**** Given records ****

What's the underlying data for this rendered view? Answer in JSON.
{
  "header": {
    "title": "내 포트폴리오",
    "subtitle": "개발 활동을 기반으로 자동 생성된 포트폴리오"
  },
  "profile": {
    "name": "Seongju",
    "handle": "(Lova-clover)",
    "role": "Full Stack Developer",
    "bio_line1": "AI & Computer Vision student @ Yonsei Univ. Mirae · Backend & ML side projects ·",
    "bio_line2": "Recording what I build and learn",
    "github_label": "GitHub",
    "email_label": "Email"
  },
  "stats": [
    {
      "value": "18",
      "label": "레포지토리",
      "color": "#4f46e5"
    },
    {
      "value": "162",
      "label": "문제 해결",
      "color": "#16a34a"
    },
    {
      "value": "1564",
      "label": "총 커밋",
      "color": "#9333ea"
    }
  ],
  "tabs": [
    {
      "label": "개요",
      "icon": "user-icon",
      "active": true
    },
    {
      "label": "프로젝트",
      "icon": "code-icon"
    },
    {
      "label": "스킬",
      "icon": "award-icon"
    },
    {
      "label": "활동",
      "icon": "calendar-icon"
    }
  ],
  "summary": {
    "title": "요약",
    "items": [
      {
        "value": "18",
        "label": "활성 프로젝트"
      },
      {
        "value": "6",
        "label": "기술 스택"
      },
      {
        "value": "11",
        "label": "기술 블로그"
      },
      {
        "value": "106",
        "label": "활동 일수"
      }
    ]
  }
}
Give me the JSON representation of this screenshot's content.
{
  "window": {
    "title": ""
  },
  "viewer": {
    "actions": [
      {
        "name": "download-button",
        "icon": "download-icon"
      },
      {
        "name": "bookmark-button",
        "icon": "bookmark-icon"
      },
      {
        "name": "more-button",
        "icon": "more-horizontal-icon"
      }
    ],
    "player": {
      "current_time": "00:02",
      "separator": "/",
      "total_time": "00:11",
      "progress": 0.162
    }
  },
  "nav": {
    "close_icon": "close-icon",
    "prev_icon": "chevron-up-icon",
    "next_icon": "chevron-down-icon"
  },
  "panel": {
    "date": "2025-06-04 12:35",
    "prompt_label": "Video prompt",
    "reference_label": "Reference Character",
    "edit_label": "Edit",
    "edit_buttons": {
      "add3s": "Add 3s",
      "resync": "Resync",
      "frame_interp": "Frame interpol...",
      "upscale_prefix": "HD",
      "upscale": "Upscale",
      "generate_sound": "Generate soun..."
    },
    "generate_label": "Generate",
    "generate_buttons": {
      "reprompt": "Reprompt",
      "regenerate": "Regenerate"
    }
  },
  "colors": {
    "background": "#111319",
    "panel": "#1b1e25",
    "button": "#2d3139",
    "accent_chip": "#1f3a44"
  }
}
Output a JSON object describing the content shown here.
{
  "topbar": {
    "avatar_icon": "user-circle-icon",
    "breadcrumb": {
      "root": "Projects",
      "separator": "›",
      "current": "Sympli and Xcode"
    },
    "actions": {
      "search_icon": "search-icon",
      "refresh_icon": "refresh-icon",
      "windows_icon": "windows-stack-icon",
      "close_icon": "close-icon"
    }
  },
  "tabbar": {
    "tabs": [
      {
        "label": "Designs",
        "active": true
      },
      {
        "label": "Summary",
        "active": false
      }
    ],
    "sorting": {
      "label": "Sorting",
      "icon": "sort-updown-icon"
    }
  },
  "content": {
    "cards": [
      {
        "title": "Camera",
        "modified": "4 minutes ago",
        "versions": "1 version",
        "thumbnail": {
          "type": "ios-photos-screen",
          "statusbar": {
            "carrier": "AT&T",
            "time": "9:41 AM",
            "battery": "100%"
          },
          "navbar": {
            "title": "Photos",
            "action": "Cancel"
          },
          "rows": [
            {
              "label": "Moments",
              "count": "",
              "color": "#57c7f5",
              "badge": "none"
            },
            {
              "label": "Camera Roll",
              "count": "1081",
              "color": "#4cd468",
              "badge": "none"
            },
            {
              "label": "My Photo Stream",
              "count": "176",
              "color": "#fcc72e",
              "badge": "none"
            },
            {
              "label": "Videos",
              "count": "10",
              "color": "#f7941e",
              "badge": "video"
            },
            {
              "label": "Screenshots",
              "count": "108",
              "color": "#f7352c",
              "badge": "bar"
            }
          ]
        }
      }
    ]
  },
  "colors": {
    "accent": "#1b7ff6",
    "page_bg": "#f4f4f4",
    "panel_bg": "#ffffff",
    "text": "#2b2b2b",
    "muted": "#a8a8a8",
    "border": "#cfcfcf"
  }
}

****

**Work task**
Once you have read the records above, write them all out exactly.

**Exercise solution**
What's the underlying data for this rendered view? Answer in JSON.
{
  "header": {
    "title": "내 포트폴리오",
    "subtitle": "개발 활동을 기반으로 자동 생성된 포트폴리오"
  },
  "profile": {
    "name": "Seongju",
    "handle": "(Lova-clover)",
    "role": "Full Stack Developer",
    "bio_line1": "AI & Computer Vision student @ Yonsei Univ. Mirae · Backend & ML side projects ·",
    "bio_line2": "Recording what I build and learn",
    "github_label": "GitHub",
    "email_label": "Email"
  },
  "stats": [
    {
      "value": "18",
      "label": "레포지토리",
      "color": "#4f46e5"
    },
    {
      "value": "162",
      "label": "문제 해결",
      "color": "#16a34a"
    },
    {
      "value": "1564",
      "label": "총 커밋",
      "color": "#9333ea"
    }
  ],
  "tabs": [
    {
      "label": "개요",
      "icon": "user-icon",
      "active": true
    },
    {
      "label": "프로젝트",
      "icon": "code-icon"
    },
    {
      "label": "스킬",
      "icon": "award-icon"
    },
    {
      "label": "활동",
      "icon": "calendar-icon"
    }
  ],
  "summary": {
    "title": "요약",
    "items": [
      {
        "value": "18",
        "label": "활성 프로젝트"
      },
      {
        "value": "6",
        "label": "기술 스택"
      },
      {
        "value": "11",
        "label": "기술 블로그"
      },
      {
        "value": "106",
        "label": "활동 일수"
      }
    ]
  }
}
Give me the JSON representation of this screenshot's content.
{
  "window": {
    "title": ""
  },
  "viewer": {
    "actions": [
      {
        "name": "download-button",
        "icon": "download-icon"
      },
      {
        "name": "bookmark-button",
        "icon": "bookmark-icon"
      },
      {
        "name": "more-button",
        "icon": "more-horizontal-icon"
      }
    ],
    "player": {
      "current_time": "00:02",
      "separator": "/",
      "total_time": "00:11",
      "progress": 0.162
    }
  },
  "nav": {
    "close_icon": "close-icon",
    "prev_icon": "chevron-up-icon",
    "next_icon": "chevron-down-icon"
  },
  "panel": {
    "date": "2025-06-04 12:35",
    "prompt_label": "Video prompt",
    "reference_label": "Reference Character",
    "edit_label": "Edit",
    "edit_buttons": {
      "add3s": "Add 3s",
      "resync": "Resync",
      "frame_interp": "Frame interpol...",
      "upscale_prefix": "HD",
      "upscale": "Upscale",
      "generate_sound": "Generate soun..."
    },
    "generate_label": "Generate",
    "generate_buttons": {
      "reprompt": "Reprompt",
      "regenerate": "Regenerate"
    }
  },
  "colors": {
    "background": "#111319",
    "panel": "#1b1e25",
    "button": "#2d3139",
    "accent_chip": "#1f3a44"
  }
}
Output a JSON object describing the content shown here.
{
  "topbar": {
    "avatar_icon": "user-circle-icon",
    "breadcrumb": {
      "root": "Projects",
      "separator": "›",
      "current": "Sympli and Xcode"
    },
    "actions": {
      "search_icon": "search-icon",
      "refresh_icon": "refresh-icon",
      "windows_icon": "windows-stack-icon",
      "close_icon": "close-icon"
    }
  },
  "tabbar": {
    "tabs": [
      {
        "label": "Designs",
        "active": true
      },
      {
        "label": "Summary",
        "active": false
      }
    ],
    "sorting": {
      "label": "Sorting",
      "icon": "sort-updown-icon"
    }
  },
  "content": {
    "cards": [
      {
        "title": "Camera",
        "modified": "4 minutes ago",
        "versions": "1 version",
        "thumbnail": {
          "type": "ios-photos-screen",
          "statusbar": {
            "carrier": "AT&T",
            "time": "9:41 AM",
            "battery": "100%"
          },
          "navbar": {
            "title": "Photos",
            "action": "Cancel"
          },
          "rows": [
            {
              "label": "Moments",
              "count": "",
              "color": "#57c7f5",
              "badge": "none"
            },
            {
              "label": "Camera Roll",
              "count": "1081",
              "color": "#4cd468",
              "badge": "none"
            },
            {
              "label": "My Photo Stream",
              "count": "176",
              "color": "#fcc72e",
              "badge": "none"
            },
            {
              "label": "Videos",
              "count": "10",
              "color": "#f7941e",
              "badge": "video"
            },
            {
              "label": "Screenshots",
              "count": "108",
              "color": "#f7352c",
              "badge": "bar"
            }
          ]
        }
      }
    ]
  },
  "colors": {
    "accent": "#1b7ff6",
    "page_bg": "#f4f4f4",
    "panel_bg": "#ffffff",
    "text": "#2b2b2b",
    "muted": "#a8a8a8",
    "border": "#cfcfcf"
  }
}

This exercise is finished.